Back to the Future turns thirty today. This is my story.
I first saw it a week early via a “sneak preview” screening. This was back when you paid to see a film the weekend before it opened, the studio hoping to generate good word of mouth buzz. To sweeten the deal, you also got to watch a second film for free. (The bonus feature that night was The Goonies, a movie I was thrilled to see again. Hey, back off. I was eleven.)
I went with my older sister and her friends. The theater was sold out, and there weren’t enough seats together for us all. Being the fifth wheel, I volunteered to sit apart, which wound up being in the second row, all the way against the left wall.
If you’re from Cincinnati and remember the Eastgate Showcase – or if you’re from anywhere and remember just about any 80s-era multiplex – then you remember how the front row was at best eighteen inches away from the front wall. This wasn’t a gentle slope. You were looking straight up. (Suck it, stadium seating!)

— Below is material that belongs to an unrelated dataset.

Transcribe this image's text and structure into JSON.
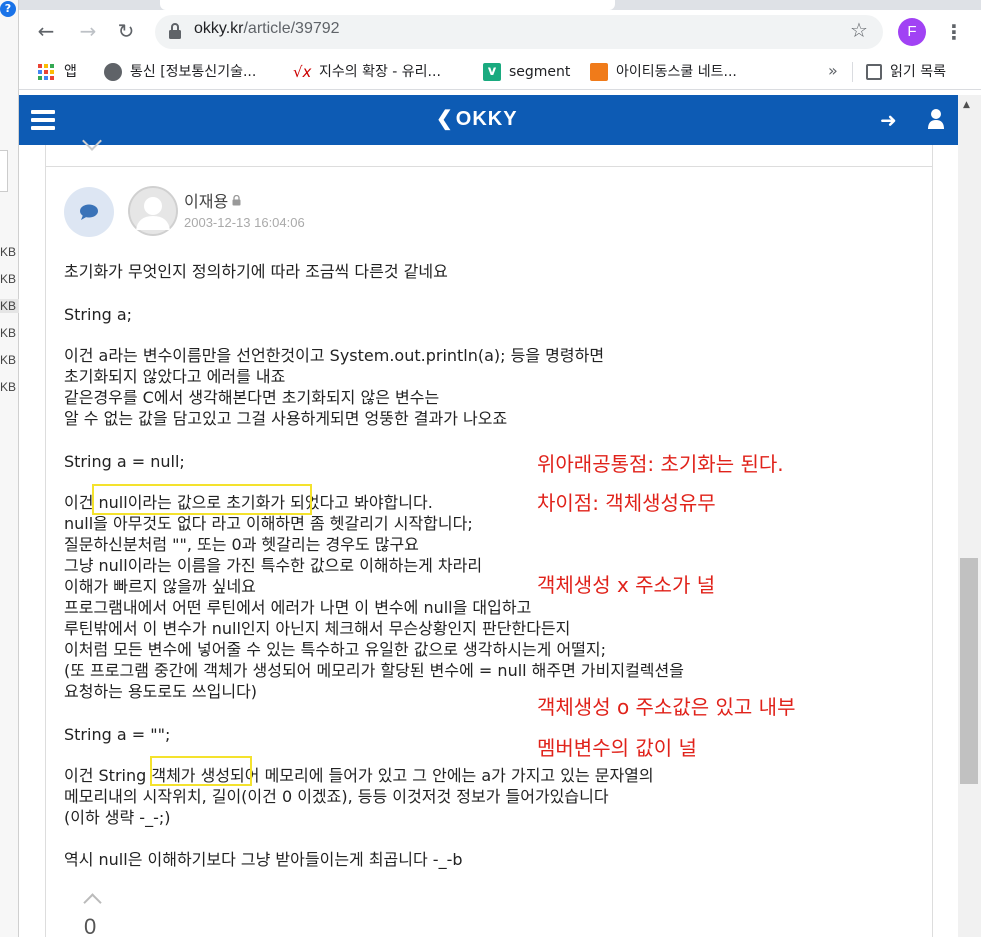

I expected a sore neck. But then the movie started, and I forgot all about the cramped seats and the terrible angle. I was sucked in. Two hours of cinematic bliss.
I dug the experience so much, I made habit of sitting as close to the front as possible for the next decade or so, when being overwhelmed by the screen enhanced my viewing experience. I eventually gave that up (getting old has its drawbacks), but I still get lost in those other worlds poking through that giant rectangle.
I vaguely remember attempting to tell the movie’s story in scene-by-scene detail to a friend the next day, so excited was I by what I witnessed. I made a point to see it again when it began its official theatrical run. I collected magazine stories about it (most notably a Starlog feature hypothesizing a second Marty from an alternate universe). I ran the cassette soundtrack ragged, as I did the eventual VHS copy, dubbed from a cable broadcast. I studied that film like the Torah.
I’ll always regard it with a bit of reverence, a bubblegum masterpiece that helped shape my tastes, my style, my self. That first screening remains one of the best and most influential nights of my cinematic life.
copyright 2015 David Cornelius all rights reserved